Cement 2 Zero
£6.5m of Innovate UK funding has been awarded to trial the Cambridge Electric Cement product at industry scale with a consortium of leading industry partners from across the sector.
Led by the Materials Processing Institute, supported by the University of Cambridge (UoC), and in collaboration with key players in the supply chain, Cement 2 Zero is the first collaborative trial of its kind, to address the global construction industry’s biggest challenge of decarbonisation, in response to the climate emergency.
The Cement 2 Zero project will investigate both the technical and commercial aspects of upscaling Cambridge Electric Cement (CEC) production to produce 20 tonnes of the world’s first zero emissions cement.
The first phase of trial melts is being carried out by the Materials Processing Institute, initially in a 250kg induction furnace, before being scaled up to 6T in an Electric Arc Furnace (EAF). Once the process has been substantially trialled, developed and de-risked effectively, industrial scale melts will follow in CELSA’s EAF in Cardiff.
The two-year industrial trial will test each stage of the production process and brings together the expertise of the Materials Processing Institute, the University of Cambridge and key supply chain partners – Atkins, Balfour Beatty, CELSA, Day Aggregates and Tarmac – before using the innovative product in a live UK construction project.
If successful, it could not only further advance the cement, steel and construction industries, but influence how we recycle, construct and maintain our built environment and transport infrastructure, shaping the future of towns and cities, whilst simultaneously boosting economic development, and most importantly, reducing CO2 emissions to help tackle global warming.
Chris McDonald, Chief Executive Officer of the Materials Processing Institute, said: “Cement 2 Zero has the potential to make a significant contribution to achieving a zero-carbon society, secure and increase jobs in the UK cement and steel sectors and challenge conventional production processes, creating high-value materials from demolition waste.”
Dr Philippa Horton, University of Cambridge, who created the project consortium, said: “If Cambridge Electric Cement lives up to the promise it has shown in early laboratory trials, when combined with other innovative technologies, it could be a pivotal point in the journey to a zero-emissions society.

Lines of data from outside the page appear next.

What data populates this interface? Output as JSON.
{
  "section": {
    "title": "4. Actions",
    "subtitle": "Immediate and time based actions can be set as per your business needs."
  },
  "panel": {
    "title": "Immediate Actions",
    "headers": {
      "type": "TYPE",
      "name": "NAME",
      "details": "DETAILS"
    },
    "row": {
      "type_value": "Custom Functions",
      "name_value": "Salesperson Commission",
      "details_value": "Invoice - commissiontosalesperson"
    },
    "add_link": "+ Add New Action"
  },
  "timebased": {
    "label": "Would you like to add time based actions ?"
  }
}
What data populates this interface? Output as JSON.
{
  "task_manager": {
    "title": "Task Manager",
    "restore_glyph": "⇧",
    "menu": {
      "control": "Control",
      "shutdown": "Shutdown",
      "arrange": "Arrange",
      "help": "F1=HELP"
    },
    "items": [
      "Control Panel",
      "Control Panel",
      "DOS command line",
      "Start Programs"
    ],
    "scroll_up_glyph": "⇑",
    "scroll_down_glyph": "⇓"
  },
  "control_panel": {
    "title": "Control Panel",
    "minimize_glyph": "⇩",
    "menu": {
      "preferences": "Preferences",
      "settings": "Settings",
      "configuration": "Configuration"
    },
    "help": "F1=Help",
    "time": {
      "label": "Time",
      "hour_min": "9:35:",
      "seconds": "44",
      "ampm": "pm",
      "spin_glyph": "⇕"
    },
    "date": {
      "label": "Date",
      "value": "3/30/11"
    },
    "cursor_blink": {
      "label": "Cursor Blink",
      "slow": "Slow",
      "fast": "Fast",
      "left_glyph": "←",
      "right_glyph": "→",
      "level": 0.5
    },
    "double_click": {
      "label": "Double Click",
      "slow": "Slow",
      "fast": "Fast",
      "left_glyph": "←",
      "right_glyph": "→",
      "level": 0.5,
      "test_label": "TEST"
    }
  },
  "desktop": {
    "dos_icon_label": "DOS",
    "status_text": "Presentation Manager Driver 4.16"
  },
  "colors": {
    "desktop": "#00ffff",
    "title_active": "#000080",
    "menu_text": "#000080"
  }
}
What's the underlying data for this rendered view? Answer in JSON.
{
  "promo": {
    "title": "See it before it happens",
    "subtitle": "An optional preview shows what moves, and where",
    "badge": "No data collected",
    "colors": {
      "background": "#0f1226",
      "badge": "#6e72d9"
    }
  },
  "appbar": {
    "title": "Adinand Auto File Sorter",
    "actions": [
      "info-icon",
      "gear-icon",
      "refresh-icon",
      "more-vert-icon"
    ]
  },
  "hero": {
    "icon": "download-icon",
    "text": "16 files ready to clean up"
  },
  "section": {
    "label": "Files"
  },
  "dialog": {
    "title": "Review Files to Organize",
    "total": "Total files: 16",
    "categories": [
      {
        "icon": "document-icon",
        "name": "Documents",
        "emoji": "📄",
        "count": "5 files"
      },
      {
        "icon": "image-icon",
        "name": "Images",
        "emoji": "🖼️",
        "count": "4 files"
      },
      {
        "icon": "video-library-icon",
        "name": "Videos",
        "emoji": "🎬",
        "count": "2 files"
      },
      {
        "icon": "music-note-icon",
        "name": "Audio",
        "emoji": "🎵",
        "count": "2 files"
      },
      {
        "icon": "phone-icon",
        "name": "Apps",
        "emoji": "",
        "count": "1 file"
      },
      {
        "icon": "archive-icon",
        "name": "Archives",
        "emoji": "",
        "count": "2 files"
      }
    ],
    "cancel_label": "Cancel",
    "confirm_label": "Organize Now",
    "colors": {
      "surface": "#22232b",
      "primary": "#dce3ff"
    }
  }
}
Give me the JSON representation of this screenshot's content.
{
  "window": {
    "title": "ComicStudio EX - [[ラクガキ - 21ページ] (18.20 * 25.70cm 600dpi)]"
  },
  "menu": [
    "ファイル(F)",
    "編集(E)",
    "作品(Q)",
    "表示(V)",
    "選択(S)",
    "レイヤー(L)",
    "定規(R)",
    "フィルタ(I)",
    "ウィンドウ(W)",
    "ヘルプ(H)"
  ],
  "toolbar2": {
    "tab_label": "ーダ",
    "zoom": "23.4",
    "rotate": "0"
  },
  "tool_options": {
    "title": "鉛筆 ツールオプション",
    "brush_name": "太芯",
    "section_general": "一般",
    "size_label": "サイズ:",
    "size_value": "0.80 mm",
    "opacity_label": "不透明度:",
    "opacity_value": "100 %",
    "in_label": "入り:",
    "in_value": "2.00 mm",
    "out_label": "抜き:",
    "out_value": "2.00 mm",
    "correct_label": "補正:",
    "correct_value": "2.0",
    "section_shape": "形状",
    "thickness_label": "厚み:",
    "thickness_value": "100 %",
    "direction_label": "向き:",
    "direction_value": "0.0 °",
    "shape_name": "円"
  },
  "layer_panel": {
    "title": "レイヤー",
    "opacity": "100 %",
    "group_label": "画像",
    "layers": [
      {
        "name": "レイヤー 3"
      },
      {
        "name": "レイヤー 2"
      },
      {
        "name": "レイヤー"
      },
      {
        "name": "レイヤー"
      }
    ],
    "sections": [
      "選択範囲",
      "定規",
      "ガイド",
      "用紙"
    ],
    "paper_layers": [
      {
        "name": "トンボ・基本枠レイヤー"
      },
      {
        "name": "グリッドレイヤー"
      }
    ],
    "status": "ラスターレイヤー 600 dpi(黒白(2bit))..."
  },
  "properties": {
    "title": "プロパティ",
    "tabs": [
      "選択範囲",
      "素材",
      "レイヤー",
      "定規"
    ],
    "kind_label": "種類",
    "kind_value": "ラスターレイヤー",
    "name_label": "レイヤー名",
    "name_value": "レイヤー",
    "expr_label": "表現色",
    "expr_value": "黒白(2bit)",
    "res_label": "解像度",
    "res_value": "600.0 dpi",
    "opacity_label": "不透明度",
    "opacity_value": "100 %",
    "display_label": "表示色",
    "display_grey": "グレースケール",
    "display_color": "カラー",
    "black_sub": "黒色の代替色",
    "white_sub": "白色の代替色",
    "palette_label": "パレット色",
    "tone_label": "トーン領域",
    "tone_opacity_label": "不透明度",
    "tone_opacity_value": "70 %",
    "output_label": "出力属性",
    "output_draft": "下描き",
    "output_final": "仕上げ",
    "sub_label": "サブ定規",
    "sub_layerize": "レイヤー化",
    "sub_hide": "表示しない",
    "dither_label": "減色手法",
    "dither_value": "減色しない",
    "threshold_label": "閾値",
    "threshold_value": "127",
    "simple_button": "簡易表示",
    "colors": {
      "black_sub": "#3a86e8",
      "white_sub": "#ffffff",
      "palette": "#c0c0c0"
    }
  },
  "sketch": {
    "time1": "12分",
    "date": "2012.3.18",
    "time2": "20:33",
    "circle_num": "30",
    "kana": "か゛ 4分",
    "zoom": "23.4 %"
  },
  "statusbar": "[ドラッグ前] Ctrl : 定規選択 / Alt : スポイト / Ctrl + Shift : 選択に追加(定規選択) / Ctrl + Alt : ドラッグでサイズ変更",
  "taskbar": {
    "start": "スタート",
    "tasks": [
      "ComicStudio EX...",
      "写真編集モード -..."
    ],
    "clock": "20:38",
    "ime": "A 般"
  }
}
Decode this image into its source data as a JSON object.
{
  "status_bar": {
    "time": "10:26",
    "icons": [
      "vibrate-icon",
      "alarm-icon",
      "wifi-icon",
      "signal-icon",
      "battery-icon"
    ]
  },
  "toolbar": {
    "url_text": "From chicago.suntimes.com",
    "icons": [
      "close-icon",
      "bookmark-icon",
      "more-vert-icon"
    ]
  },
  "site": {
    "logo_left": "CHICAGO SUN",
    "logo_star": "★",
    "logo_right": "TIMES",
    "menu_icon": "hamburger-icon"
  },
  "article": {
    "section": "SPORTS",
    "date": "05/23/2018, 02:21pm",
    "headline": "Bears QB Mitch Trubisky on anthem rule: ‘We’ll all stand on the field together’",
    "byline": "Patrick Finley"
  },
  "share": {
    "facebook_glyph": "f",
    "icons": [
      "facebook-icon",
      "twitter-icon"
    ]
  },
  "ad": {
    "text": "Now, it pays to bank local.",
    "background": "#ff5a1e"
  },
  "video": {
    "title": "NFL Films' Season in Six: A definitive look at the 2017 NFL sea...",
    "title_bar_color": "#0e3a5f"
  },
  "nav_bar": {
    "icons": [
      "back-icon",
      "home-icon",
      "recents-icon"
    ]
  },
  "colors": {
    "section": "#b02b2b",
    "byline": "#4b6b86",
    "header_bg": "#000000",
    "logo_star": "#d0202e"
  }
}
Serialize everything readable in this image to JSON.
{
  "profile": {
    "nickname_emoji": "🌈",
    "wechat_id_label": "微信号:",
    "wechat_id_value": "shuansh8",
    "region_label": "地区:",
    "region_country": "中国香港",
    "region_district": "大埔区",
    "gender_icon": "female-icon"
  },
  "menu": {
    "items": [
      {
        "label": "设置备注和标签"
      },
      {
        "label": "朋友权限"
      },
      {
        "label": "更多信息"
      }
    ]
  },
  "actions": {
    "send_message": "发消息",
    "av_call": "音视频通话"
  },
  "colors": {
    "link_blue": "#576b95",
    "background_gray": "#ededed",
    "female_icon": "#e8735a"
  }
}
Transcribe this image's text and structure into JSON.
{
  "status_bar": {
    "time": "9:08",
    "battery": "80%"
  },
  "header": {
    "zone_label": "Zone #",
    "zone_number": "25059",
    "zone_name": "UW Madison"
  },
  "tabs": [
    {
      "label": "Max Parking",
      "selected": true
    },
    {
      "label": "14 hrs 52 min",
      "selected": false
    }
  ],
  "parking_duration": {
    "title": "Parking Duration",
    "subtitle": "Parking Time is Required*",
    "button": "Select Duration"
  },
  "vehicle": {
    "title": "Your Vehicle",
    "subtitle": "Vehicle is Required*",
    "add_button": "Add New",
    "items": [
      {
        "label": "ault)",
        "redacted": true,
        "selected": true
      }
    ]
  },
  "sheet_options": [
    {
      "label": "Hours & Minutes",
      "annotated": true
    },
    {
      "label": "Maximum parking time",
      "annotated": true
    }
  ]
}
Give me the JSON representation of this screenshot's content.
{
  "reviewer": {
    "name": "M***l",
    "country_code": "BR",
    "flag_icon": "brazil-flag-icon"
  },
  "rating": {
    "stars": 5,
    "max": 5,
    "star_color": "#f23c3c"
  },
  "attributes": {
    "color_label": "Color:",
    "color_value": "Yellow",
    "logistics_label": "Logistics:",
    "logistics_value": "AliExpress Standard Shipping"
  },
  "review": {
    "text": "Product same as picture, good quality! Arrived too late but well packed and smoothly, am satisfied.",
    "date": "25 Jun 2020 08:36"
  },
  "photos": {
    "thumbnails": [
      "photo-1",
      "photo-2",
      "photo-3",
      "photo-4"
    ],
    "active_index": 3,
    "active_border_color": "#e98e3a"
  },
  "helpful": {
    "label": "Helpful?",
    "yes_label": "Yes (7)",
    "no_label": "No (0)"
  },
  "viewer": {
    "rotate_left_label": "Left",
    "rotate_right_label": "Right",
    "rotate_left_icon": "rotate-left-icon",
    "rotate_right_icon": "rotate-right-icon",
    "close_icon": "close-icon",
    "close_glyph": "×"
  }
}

The Cement 2 Zero project is an invaluable opportunity to collaborate across the entire construction supply chain, to expand CEC from the laboratory to its first commercial application.”
Materials Processing Institute is a research, development and innovation (R,D&I) centre working in advanced materials, industrial decarbonisation, the circular economy, and digital technologies. The Institute provides technology and R,D&I services and consultancy. It also has pilot and demonstration facilities to support businesses and collaboration partners with the development of new technologies, materials and processes.
The Institute will lead and oversee the two-year trial.
Based in the Department of Engineering at the University of Cambridge, The Use Less Group is led by Julian Allwood, Professor of Engineering and the Environment and Fellow of the Royal Society of Engineering. The group pursues world-leading research into the sustainable use of materials, energy and resources and is funded by EPSRC, UKRI and industry partners. UoC will identify the optimum recovered cement composition for symbiotic cement and steel recycling. Cambridge Electric Cement was developed as part of the Use Less Group, under the UK FIRES project.
Atkins is a world-leading design, engineering and project-management consultancy. Atkins will design the new infrastructure to test the new CEC in a UK construction demonstrator project.
Balfour Beatty is a leading international infrastructure group with 24,500 employees driving the delivery of powerful new solutions, shaping thinking, creating skylines and inspiring a new generation of talent to be the change-makers of tomorrow.
We finance, develop, build, maintain and operate the increasingly complex and critical infrastructure that supports national economies and deliver projects at the heart of local communities.
Balfour Beatty will work with designers Atkins to construct the infrastructure using the new CEC in a UK construction demonstrator project.
Based in Cardiff, Celsa Steel UK is the largest manufacturer of steel reinforcement in the UK. It will introduce a zero emission EAF flux material and build a prototype EAF slag cooling system to transform steel slag into cement clinker.
Day Group is a leading manufacturer and supplier of construction materials and contract services based in Middlesex. Day Aggregates will build the first UK prototype crusher for recovering cement paste from end-of-life concrete, creating a new market for high value recycled aggregate and recovered cement paste.
The UK’s leading sustainable construction and solutions business, Tarmac, is advising on the cement elements including the certification and specification of the CEC as usable cement product. Tarmac is also advising on the concrete mix designs and optimisation of the same.
The challenge fund brings together the UK’s world-leading research with business to meet the major industrial and societal challenges of our time. It provides funding and support to UK businesses and researchers, part of the greatest single increase in UK science and innovation funding for over 40 years. The fund is backed by £2.6 billion of public money, with £3 billion in matched funding from the private sector. It is run by UK Research and Innovation, which comprises the Research Councils, Innovate UK and Research England.